We used the system for the moderator who led a panel discussion, and it worked without a glitch. The supercardioid pattern was a great help in picking up her soft voice.
The next day we replaced an audience Q+A (question and answer) mic with the WX3000 handheld. No problems, and it sounded great with a wide variety of male and female voices.
One More Time
A few days later, the system was deployed for a Vegas-based band with both female and male singers that performs at casinos and corporate meetings.
First up was the male singer, with a voice that was a little soft at sound check. I boosted the mic’s gain a touch and it was dialed in.
In the next set we switched the system to a female singer, backing off on the gain ahead of time because we noted she could really belt out some high notes. The mic worked well with her voice too, with the supercardioid pattern also keeping out some of the loud stage volume.
After the set, she told me that she didn’t want to give up the mic, noting that it “sounds so much better” in her monitor than her usual system. She was also really surprised when I informed her of the attractive price range.
The CADLive 3000 Series system is a winner in my book. It’s rugged and feature laden, topped off by the proven D90 mic capsule. While I didn’t get the opportunity to test it, the beltpack should also perform well – we’ve previously used the E19 earset mic and it’s a quality unit. This is a professional package, with an added bonus of being relatively easy on the wallet.
U.S. MAP: $599 (with WX3000 handheld); $649 (with WX3010 bodypack, E19/E29 mics and guitar cable). Find out more about the CAD Audio CADLive 3000 Series here.

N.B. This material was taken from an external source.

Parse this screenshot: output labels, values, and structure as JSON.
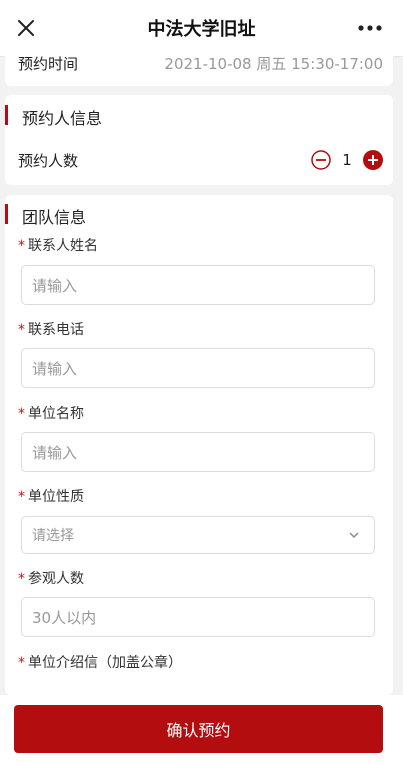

Go to next page to check out Craig’s evaluation of the CAD D89 and D90 dynamic mics.